Pandemic Encounters ::: being [together] in the Deep Third Space - Paul Sermon - May 23rd 2020 - Leonardo Laser Hosts (online) - in collaboration with Randall Packer and Gregory Kuhn
I remember, as a child, holding a hand mirror below my eyes so I could look at the ceiling and imagine being in that space. Deep Third Space is a bit like that.
Paul Sermon appears composited against various backgrounds of still and moving images and attempts to interact with these images.
The works subject is coronavirus and Sermon uses Deep Third Space to explore spatial relationships in the time of the pandemic. So closely is this crisis woven into the exploration of Deep Third Space that it feels like the pandemic has brought us closer globally and the work includes performance contributions by multicultural others throughout.
The participants appear in the background of the Deep Third Space as live compositing from different sources. If we go back to the analogy of looking at the ceiling with a mirror it is as if there was another space projected there, as well as you being projected there in real time. It is very clever!
It opens with a landscape, water and sky, "What does it mean, the plague? It's life that's all." We wait to be transfered to the Deep Third Space. "We are the pandemic, we are the vectors of this disease."
We go to a projection and Sermon enters the projection space at the bottom of the screen, and then proceeds to interact with the composited images in real time. A body lies under a red sheet on a red bed and we hear the sounds of heavy breathing. Sermon interacts by attempting to touch the person as they move under the sheet, and then get up covered by the sheet. The breathing is a powerful way of evoking coronavirus.
Then the background changes and we are outside a building, possibly a hospital and a man lies on the ground. Sermon shrinks in size to 'enter' the image. Is the man dead? Maybe.
The screen gives way to the image of a woman tearing up a piece of card, while the background image changes to a picture of printed fabric with coffins.
The background image then changes to the Whitehouse press briefing room. Sermon enters the space and proceeds to clean the press briefing podium which he stands behind. Then the image changes to a woman who speaks quite loudly with a foreign accent "...and the plague gathered strength, transmitted from the sick to the healthy..."
Then we go to pictures of hospital beds and patients being nursed by nurses in personal protective equipment.

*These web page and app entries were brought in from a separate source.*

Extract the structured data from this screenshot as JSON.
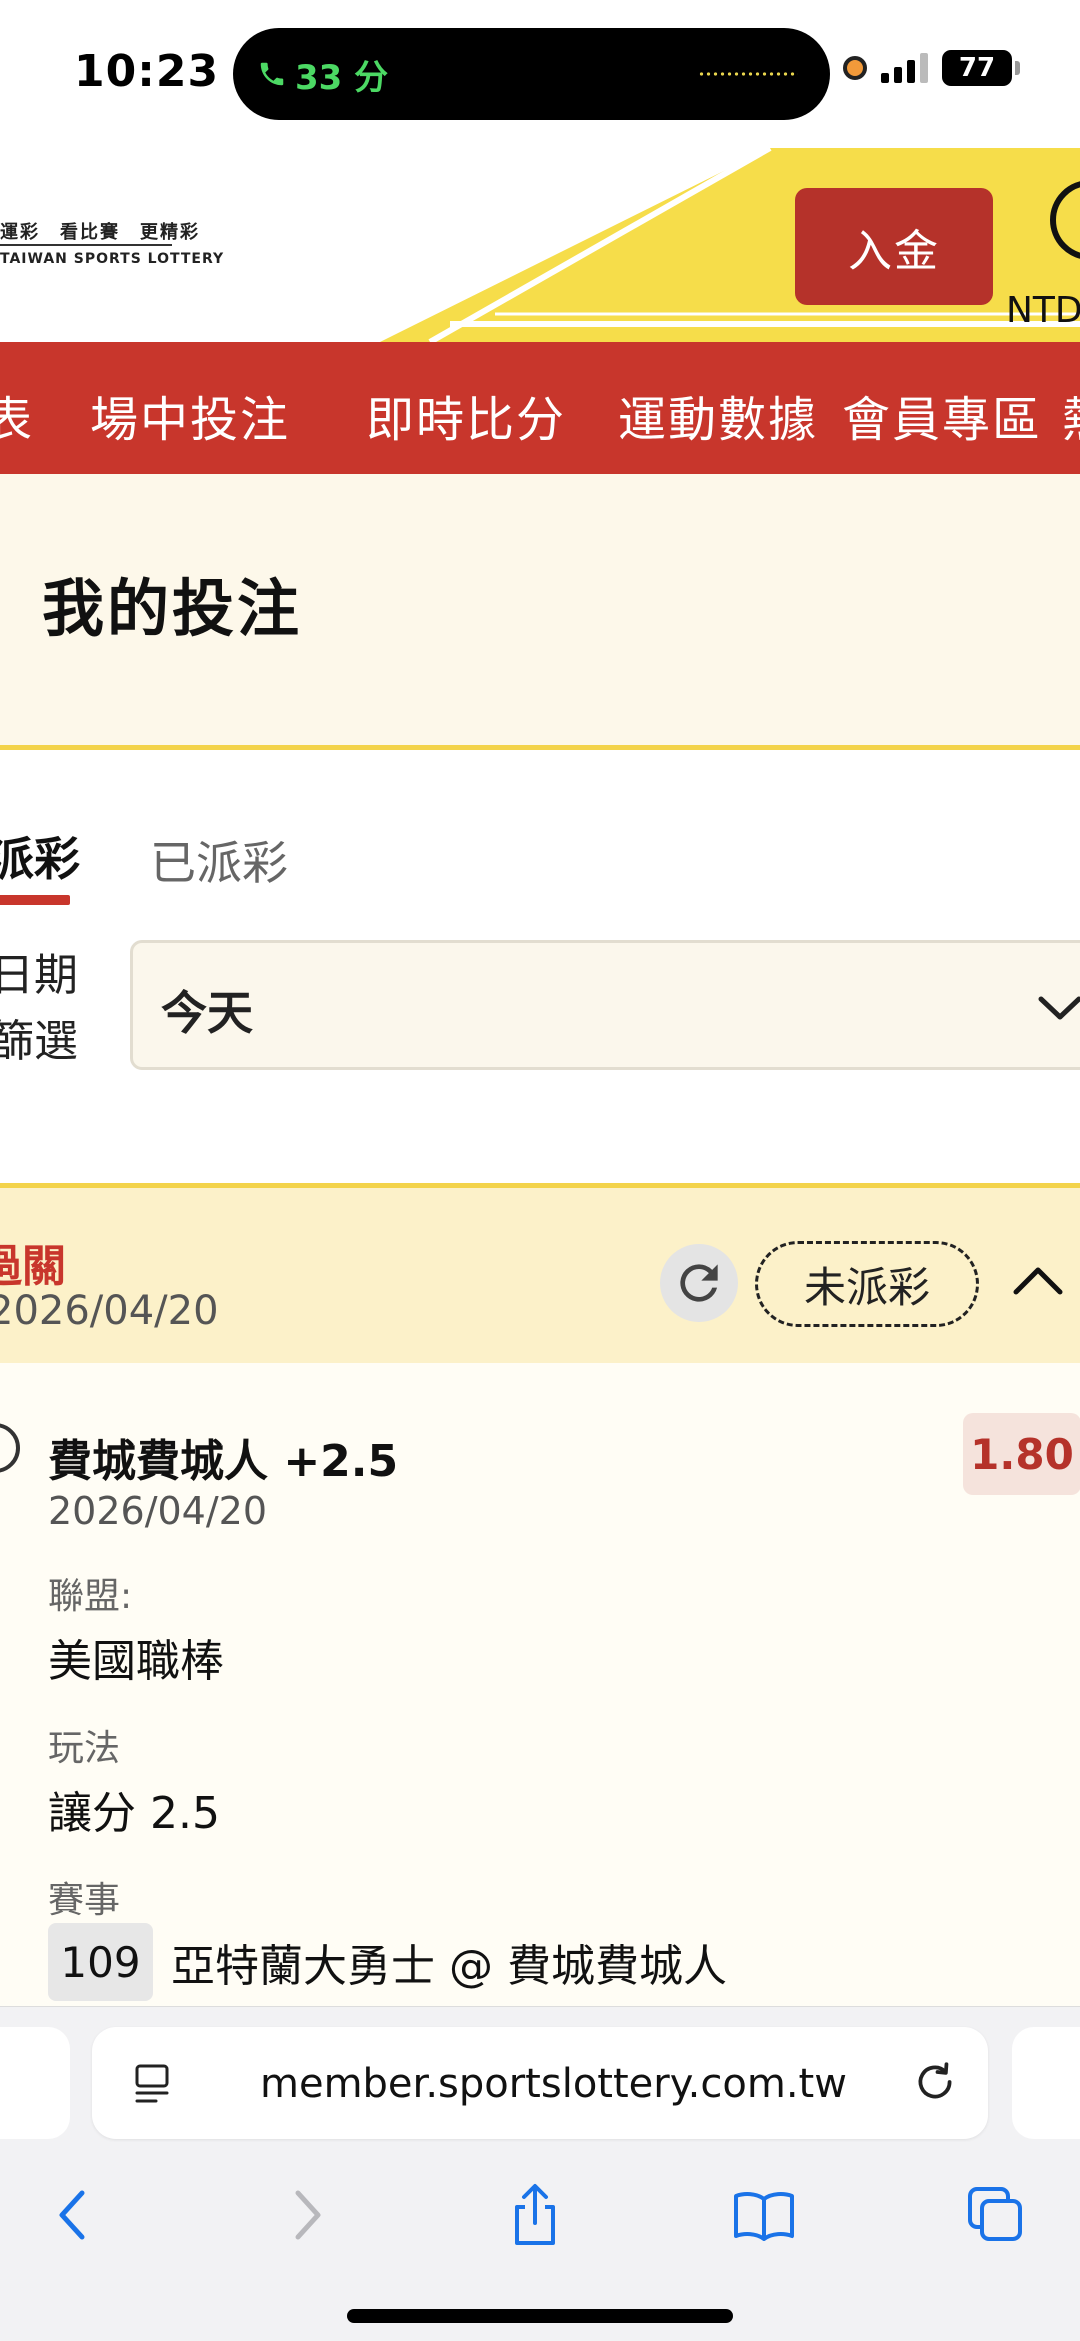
{
  "status_bar": {
    "time": "10:23",
    "call_duration": "33 分",
    "battery": "77"
  },
  "header": {
    "logo_top": "運彩　看比賽　更精彩",
    "logo_bottom": "TAIWAN SPORTS LOTTERY",
    "deposit_label": "入金",
    "currency": "NTD"
  },
  "nav": {
    "items": [
      "表",
      "場中投注",
      "即時比分",
      "運動數據",
      "會員專區",
      "熱"
    ]
  },
  "page": {
    "title": "我的投注"
  },
  "tabs": {
    "active_label": "派彩",
    "inactive_label": "已派彩"
  },
  "filter": {
    "label_line1": "日期",
    "label_line2": "篩選",
    "selected": "今天"
  },
  "bet": {
    "type": "過關",
    "date": "2026/04/20",
    "status": "未派彩",
    "selection": "費城費城人 +2.5",
    "selection_date": "2026/04/20",
    "odds": "1.80",
    "league_label": "聯盟:",
    "league_value": "美國職棒",
    "play_label": "玩法",
    "play_value": "讓分 2.5",
    "event_label": "賽事",
    "event_id": "109",
    "event_name": "亞特蘭大勇士 @ 費城費城人"
  },
  "browser": {
    "url": "member.sportslottery.com.tw"
  },
  "colors": {
    "brand_red": "#c8362c",
    "banner_yellow": "#f6dd4a",
    "cream": "#fdf8ea",
    "odds_red": "#b5322a"
  }
}
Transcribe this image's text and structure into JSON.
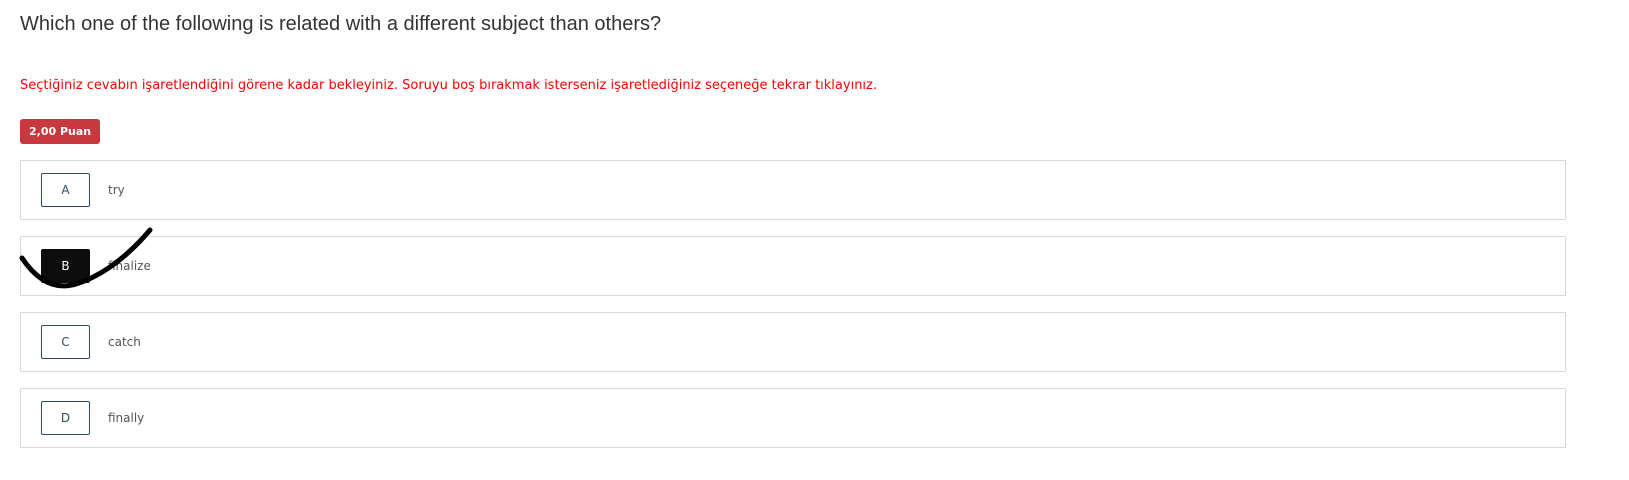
{
  "question": {
    "text": "Which one of the following is related with a different subject than others?",
    "instruction": "Seçtiğiniz cevabın işaretlendiğini görene kadar bekleyiniz. Soruyu boş bırakmak isterseniz işaretlediğiniz seçeneğe tekrar tıklayınız.",
    "points_label": "2,00 Puan"
  },
  "options": [
    {
      "letter": "A",
      "text": "try",
      "selected": false
    },
    {
      "letter": "B",
      "text": "finalize",
      "selected": true
    },
    {
      "letter": "C",
      "text": "catch",
      "selected": false
    },
    {
      "letter": "D",
      "text": "finally",
      "selected": false
    }
  ],
  "colors": {
    "instruction": "#ff0000",
    "badge": "#c9373f",
    "selected_letter_bg": "#0d0d0d",
    "letter_border": "#2c4a6b"
  }
}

A plane leaves a vapour trail in the blue sky. This is followed by pictures of empty city streets.
Sermon has his back to the screen and gathers up his T-shirt to reveal his back. He uses a mirror which interacts with compositing effects. A computer graphic body floats in space as hands, moving expressively, reach up the screen.
We see bodies wrapped in a temporary morgue. Then the image changes to a tunnel on a railway track and a man appears composited into the space. Sermon enters the space. "...my body is a musical instrument..." a mans voice intones.
We then cut to a space where a man describes a space with raised arms. Sermon, shrunk down to a small figure, stands inside this space with projected images of the virus. It is as though he is a metaphor for the virus.
Then a man reads a poem off to the right of the screen. Vapour trails issue fom aeroplanes in the background. Sermon enters the space and tries to interact with the man by stroking his arm. Again he is comparatively small. Sermon finds a mop and a bucket and proceeds to wash workers in protective clothing as they disinfect a grave.
A woman appears reading a Russian folktale in Russian, Sermon puts on a facemask which composits with the womans mouth as he stands in front of her face. Sermon gets a picture frame and is composited floating in the frame, so that his lower body is blocked out, with his plague doctors mask on.
Sermon measures the distance between two Singaporeans. "...my screen's frozen again..." (technical difficulties were always part of this ambitious project)Then the two women draw masks on their faces using marker pens, and then they hug.Finally an image of what could be the virus as a computer graphic image.
Sermon is both tender and humourous throughout the performance. Comedy is perfect as a way to interact with the grief, fear and sadness surrounding Covid 19. It lightens what is a very dark subject whist not detracting from the seriousness of it all.
Thank you Paul Sermon and all those involved, it was a very moving experience.
watch it on:
Annie Abrahams (France), Clarissa Ribeiro (Brazil), Roberta Buiani(Canada), Andrew Denton (New Zealand), Bhavani Esapathi (UK), Tania Fraga (Brazil), Satinder Gill (US), Birgitta Hosea (UK), Charles Lane (US), Ng Wen Lei (Singapore), Marilene Oliver (Canada), Serena Pang (Singapore), Daniel Pinheiro (Portuga), Olga Remneva (Russia), Toni Sant (UK), Rejane Spitz (Brazil), Atau Tanaka (UK)